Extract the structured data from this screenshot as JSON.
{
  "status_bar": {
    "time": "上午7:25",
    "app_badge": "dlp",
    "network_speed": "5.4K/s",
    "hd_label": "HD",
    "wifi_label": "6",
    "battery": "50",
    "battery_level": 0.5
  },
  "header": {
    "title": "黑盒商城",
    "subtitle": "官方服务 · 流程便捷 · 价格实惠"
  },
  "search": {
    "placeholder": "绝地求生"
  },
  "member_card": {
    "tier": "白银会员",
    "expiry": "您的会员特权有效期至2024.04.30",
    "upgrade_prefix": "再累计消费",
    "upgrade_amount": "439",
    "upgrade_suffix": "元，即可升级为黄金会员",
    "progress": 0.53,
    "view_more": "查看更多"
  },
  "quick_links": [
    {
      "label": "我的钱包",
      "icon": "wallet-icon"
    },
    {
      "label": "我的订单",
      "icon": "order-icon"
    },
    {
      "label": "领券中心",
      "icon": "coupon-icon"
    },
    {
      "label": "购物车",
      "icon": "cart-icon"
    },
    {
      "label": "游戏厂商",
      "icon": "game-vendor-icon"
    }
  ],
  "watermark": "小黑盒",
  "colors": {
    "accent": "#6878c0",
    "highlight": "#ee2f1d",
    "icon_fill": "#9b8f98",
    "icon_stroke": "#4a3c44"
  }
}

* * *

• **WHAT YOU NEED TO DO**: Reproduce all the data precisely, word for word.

• **ANSWER SECTION**:
Extract the structured data from this screenshot as JSON.
{
  "status_bar": {
    "time": "上午7:25",
    "app_badge": "dlp",
    "network_speed": "5.4K/s",
    "hd_label": "HD",
    "wifi_label": "6",
    "battery": "50",
    "battery_level": 0.5
  },
  "header": {
    "title": "黑盒商城",
    "subtitle": "官方服务 · 流程便捷 · 价格实惠"
  },
  "search": {
    "placeholder": "绝地求生"
  },
  "member_card": {
    "tier": "白银会员",
    "expiry": "您的会员特权有效期至2024.04.30",
    "upgrade_prefix": "再累计消费",
    "upgrade_amount": "439",
    "upgrade_suffix": "元，即可升级为黄金会员",
    "progress": 0.53,
    "view_more": "查看更多"
  },
  "quick_links": [
    {
      "label": "我的钱包",
      "icon": "wallet-icon"
    },
    {
      "label": "我的订单",
      "icon": "order-icon"
    },
    {
      "label": "领券中心",
      "icon": "coupon-icon"
    },
    {
      "label": "购物车",
      "icon": "cart-icon"
    },
    {
      "label": "游戏厂商",
      "icon": "game-vendor-icon"
    }
  ],
  "watermark": "小黑盒",
  "colors": {
    "accent": "#6878c0",
    "highlight": "#ee2f1d",
    "icon_fill": "#9b8f98",
    "icon_stroke": "#4a3c44"
  }
}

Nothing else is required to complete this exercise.